One the often suggested best practices in blogging is to frequently review old posts for performance and optimization opportunities. In doing so, I came across a post from 2012, "Like Church & State, So Goes Business Marketing & Politics. Never the Two Shall Meet". Even after reading the posts I had no recollection of even writing it. However, given the current climate I wanted to see, what insight might be applicable today given how fast technology and social media has progressed. I thought I would revisit the post and explore if Social Media Marketing and politics are still Church and State. I have long contended that there should be no "business brand" that is separate from your personal persona. It breeds an environment for being disingenuous. Whenever you're selling to someone, the most important quality you can project is authenticity. Especially when making big purchases (real estate, automobiles, marketing campaigns, etc.) We want to feel like we know the person we're doing business with. By hiding behind a protective veil, sellers can alienate themselves from prospective buyers.
However, in the age of President Trump, the country, actually more accurately the world, unfortunately has become more polarized. People's politics are being worn on their sleeves, if not emblazoned on their chest. Everyone from athletes during the SuperBowl and All-Star Game to musicians and actors during the awards season have volunteered their two cents. When its comes to business however, people are treading the waters very carefully. On one hand they might have some very strong opinions on a given topic, however sharing those opinions in a public forum has caused tens of thousands of people to delete ridesharing apps and tank athletic gear stock. So what is the right approach? In short, it depends. It all boils down to your target market. Here are some quick tips to keep in mind.
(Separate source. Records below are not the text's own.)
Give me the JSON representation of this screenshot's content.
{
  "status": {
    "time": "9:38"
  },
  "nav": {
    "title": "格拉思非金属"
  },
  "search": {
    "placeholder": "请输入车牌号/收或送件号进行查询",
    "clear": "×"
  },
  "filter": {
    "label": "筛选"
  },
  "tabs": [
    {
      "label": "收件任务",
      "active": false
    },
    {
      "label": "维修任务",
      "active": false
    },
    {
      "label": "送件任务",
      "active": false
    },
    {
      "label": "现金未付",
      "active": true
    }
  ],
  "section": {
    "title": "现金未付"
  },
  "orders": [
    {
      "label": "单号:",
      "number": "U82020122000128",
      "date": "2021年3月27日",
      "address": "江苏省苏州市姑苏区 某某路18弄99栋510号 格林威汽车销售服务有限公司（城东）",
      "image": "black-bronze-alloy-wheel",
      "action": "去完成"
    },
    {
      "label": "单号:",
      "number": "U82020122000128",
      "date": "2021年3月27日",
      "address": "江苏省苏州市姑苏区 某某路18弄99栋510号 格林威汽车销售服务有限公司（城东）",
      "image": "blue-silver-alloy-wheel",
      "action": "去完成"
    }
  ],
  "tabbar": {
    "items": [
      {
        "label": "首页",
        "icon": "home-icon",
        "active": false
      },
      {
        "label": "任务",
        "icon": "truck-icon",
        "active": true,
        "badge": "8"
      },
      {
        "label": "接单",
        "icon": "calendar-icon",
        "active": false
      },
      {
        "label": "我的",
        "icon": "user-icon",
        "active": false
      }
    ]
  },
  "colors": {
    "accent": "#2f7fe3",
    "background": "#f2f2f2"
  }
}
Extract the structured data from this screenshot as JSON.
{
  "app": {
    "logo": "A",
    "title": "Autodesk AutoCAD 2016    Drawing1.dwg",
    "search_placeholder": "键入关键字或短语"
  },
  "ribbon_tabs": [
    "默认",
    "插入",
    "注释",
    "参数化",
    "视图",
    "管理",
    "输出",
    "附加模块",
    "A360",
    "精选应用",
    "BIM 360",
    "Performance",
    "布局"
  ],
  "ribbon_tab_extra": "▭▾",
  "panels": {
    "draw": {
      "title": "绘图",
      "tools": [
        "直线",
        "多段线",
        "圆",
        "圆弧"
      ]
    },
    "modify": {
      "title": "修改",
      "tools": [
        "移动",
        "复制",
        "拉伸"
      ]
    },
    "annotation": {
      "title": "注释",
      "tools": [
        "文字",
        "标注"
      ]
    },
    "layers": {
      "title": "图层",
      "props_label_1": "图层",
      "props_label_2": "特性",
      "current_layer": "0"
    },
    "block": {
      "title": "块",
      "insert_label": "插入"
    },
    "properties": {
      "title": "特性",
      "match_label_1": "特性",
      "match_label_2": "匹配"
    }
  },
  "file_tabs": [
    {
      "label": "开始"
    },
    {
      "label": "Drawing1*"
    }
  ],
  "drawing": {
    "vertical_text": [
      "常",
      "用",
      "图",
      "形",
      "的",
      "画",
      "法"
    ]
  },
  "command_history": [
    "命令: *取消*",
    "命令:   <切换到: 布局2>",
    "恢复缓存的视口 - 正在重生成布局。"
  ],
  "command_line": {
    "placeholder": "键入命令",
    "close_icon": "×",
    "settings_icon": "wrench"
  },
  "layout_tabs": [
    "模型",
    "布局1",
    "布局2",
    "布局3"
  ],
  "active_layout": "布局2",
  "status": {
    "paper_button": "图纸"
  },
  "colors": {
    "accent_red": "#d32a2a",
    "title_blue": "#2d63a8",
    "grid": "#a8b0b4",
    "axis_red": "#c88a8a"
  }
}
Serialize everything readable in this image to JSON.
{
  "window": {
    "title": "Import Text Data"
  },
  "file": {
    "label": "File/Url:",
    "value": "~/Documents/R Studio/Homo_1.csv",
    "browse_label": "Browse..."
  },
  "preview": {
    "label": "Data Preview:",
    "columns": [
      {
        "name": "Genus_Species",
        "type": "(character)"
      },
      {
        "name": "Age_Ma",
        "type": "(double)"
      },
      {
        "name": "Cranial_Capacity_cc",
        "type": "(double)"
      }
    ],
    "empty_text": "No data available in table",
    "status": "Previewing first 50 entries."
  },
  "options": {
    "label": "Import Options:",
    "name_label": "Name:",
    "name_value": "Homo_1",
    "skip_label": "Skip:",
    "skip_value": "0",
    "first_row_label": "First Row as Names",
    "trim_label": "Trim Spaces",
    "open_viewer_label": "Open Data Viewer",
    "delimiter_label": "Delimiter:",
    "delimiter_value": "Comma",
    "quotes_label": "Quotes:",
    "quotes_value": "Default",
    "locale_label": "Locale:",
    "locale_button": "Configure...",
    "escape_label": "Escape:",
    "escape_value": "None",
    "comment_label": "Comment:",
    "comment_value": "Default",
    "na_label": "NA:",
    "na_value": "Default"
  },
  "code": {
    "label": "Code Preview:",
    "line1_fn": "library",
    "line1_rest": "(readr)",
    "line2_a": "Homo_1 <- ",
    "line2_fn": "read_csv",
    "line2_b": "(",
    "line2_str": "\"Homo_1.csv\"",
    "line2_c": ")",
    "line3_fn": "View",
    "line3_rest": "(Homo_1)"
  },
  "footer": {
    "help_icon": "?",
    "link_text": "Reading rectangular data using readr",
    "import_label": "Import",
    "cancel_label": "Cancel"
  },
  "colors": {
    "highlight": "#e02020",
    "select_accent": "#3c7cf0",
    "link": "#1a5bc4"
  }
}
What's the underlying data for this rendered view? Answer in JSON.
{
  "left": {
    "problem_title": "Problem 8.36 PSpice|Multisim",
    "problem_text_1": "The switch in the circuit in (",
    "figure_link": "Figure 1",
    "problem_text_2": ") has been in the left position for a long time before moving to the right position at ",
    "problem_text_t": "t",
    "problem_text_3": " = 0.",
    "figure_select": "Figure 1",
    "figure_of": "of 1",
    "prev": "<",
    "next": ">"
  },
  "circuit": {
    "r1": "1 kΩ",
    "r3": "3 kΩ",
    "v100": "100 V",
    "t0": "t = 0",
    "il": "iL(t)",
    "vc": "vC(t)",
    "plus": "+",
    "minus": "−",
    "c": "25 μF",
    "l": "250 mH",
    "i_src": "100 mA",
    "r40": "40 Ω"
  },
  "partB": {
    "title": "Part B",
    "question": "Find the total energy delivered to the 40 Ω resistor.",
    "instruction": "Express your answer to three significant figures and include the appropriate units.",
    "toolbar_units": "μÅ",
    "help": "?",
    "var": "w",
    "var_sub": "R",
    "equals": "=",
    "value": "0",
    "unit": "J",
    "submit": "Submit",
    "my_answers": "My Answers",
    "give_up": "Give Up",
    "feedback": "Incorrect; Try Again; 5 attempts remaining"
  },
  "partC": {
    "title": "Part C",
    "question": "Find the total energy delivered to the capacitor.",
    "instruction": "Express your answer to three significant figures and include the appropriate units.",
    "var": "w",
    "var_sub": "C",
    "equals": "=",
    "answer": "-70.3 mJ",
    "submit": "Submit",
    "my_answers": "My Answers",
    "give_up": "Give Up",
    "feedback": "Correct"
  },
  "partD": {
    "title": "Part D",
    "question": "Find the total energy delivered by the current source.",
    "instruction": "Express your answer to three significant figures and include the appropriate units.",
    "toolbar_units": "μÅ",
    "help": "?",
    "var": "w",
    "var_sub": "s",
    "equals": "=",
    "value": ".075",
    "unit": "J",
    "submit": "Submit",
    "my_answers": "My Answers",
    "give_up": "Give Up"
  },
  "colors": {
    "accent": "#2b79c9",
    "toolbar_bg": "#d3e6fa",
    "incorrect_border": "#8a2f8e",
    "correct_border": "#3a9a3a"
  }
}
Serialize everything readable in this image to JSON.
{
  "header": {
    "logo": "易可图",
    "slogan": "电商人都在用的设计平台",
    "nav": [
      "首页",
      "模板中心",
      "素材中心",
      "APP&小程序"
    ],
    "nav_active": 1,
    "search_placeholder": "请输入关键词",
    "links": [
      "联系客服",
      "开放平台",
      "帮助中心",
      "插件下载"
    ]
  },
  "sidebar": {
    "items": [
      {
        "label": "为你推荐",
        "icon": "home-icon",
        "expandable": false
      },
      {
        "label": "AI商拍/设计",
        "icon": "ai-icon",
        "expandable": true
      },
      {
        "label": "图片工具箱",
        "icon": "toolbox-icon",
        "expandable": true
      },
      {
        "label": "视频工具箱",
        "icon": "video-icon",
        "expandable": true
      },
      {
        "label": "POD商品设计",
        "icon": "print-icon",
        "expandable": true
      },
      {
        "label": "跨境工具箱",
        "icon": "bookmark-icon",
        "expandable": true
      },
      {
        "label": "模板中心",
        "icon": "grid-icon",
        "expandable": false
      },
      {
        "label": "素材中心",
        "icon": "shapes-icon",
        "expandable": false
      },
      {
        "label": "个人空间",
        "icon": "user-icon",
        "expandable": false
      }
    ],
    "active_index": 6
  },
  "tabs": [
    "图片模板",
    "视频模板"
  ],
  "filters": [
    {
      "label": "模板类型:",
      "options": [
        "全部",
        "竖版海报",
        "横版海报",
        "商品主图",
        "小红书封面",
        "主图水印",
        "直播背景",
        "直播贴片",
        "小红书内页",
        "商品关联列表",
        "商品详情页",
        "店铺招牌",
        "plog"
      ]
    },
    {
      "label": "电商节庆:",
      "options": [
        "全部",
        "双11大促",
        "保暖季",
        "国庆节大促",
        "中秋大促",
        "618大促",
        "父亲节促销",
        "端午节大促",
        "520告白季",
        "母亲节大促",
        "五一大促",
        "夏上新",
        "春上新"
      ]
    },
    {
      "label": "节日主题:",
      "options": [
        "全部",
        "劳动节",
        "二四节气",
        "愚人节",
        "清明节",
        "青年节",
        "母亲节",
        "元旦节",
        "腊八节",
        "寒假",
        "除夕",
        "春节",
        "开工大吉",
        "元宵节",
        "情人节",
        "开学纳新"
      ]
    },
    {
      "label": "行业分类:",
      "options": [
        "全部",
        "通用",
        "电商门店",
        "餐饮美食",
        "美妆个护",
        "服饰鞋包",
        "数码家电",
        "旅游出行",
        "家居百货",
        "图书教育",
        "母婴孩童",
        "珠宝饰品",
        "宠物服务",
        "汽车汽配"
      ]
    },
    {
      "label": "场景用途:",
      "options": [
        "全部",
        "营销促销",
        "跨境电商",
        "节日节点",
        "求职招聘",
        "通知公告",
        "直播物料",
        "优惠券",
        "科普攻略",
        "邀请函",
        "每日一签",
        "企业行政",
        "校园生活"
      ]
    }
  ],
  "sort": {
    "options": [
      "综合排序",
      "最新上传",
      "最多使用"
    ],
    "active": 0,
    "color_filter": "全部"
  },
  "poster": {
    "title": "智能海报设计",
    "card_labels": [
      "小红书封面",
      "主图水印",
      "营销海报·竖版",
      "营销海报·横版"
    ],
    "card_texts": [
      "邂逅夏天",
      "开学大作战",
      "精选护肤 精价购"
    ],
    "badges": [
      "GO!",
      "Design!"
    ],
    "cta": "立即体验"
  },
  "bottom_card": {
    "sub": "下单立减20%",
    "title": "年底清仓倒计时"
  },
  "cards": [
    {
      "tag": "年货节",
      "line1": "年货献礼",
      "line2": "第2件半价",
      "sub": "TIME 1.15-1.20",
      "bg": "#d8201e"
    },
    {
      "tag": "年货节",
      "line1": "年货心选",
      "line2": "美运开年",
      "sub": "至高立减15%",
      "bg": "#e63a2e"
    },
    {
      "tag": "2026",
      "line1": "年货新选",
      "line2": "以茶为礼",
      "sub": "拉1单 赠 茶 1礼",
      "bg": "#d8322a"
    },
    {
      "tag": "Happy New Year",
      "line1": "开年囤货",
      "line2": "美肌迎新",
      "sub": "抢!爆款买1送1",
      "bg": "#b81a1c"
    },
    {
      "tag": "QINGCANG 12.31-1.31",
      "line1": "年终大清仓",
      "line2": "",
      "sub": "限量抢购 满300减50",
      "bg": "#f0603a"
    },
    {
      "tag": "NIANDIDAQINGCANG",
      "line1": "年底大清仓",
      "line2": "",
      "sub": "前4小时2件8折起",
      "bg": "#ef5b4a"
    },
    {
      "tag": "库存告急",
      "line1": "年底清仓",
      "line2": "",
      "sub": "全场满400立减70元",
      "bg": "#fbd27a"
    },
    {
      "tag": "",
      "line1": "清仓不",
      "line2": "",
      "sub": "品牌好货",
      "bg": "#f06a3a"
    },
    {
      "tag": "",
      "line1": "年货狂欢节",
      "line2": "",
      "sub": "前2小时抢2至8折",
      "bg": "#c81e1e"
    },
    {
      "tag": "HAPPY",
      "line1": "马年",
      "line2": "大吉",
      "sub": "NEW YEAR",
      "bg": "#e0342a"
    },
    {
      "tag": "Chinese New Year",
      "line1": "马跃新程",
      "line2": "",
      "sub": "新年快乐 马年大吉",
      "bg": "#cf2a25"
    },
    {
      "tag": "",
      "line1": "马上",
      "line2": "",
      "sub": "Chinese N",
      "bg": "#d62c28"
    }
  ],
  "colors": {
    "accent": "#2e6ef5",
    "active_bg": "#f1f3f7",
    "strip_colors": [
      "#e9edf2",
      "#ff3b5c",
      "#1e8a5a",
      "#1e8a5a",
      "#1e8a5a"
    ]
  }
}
How are your opinions received by your buyer personas?
This is perhaps the biggest difference I think I have noticed in the past 5 years. In the past I would have said avoid any and all talks about politics. POLITICS. However, social issues that matter to you are and should be fair game. If you're a Green Certified business that believes in sustainability and a healthy environment, its safe to say your customers believe in your mission as much as your products. In this case, its important to speak out and be a thought leader on the subject. Think about sharing content about protests and petitions that your customers can support. There will be a natural alignment with certain pieces of legislation and topics and you should be ok with that.
Tie the Issues to Your Business Mission, Not Personal Agenda
In most instances, your business interest will align with your persona. However, In more than one occasion over the past dozen years of being in business, there have been instances when my personal agenda and business interests are in conflict. In those instances, its important to tread lightly. Businesses that are mission driven attract customers that believe in that mission. Consider stating that mission very conspicuously on your website and marketing material. When creating content online, lead with opinions that have a natural tie to your professional mission. When you're communicating opinions that are clearly motivated by your personal interest and run contrary to your businesses mission, you run the risk of alienating readers and subsequently valuable customers, who don't share your views. It would be a shame to lose a customer this way. Stay away from purely personal rhetoric when possible.
This goes in-line with the first suggestions. Ambiguity is your friend when discussing any political issues. Politicians themselves, use the technique to their advantage a great deal. Try not to address any one politician by name, instead focus on the issues that are important to you. Try to take a broad approach to the subject and take a general stance on the subject. Its ok to use current events and examples within your industry as case studies to illustrate your point but try not to draw lines in the sand.
Avoid Negativity, Be Positive
Its easy to become angry by those things we become passionate about. But how we channel that energy, especially in a blog post or on social media is important and you need to be strategic. If the increasing cost of healthcare is placing a drain on your business, avoid attacking those politicians responsible for the rising costs. Instead, consider being supportive of legislation or causes aimed at fixing the problem. Accentuate the positive, eliminate the negative works online as well.
The larger the company, the more opportunities to piss people off.
Daniel, our company President always uses the expression "heavy is the head that wears the crown." What he means by that is, the larger you grow, the more detractors will be exposed to you. It's the rule of the Ying and Yang really. But most CEOs don't consider or expect that as they grow towards the top. As a leader, you should anticipate that your messaging won't be accepted by everyone and prepare appropriately. Once you start to see haters trolling the comment section of your blog posts, be prepared to moderate them. Like you have answers to FAQs, consider creating common responses to frequently spit hate, venom and bile.
When marketing your business or brand its important to express your personality. People buy from people and buy from people they know. If you hide behind a logo, that logo better have a lot of character if you want it to sell for you. More and more, today's political landscape has become unavoidable online. Conversely, businesses and their missions have become more tied to social issues and thus part of the political discussion. When there's another side, you have controversy. While controversy is great for marketing an opinion blog or a reality show, its an easy way to slice your consumer pool in half. Tread lightly!
You May Also Like
These Related Stories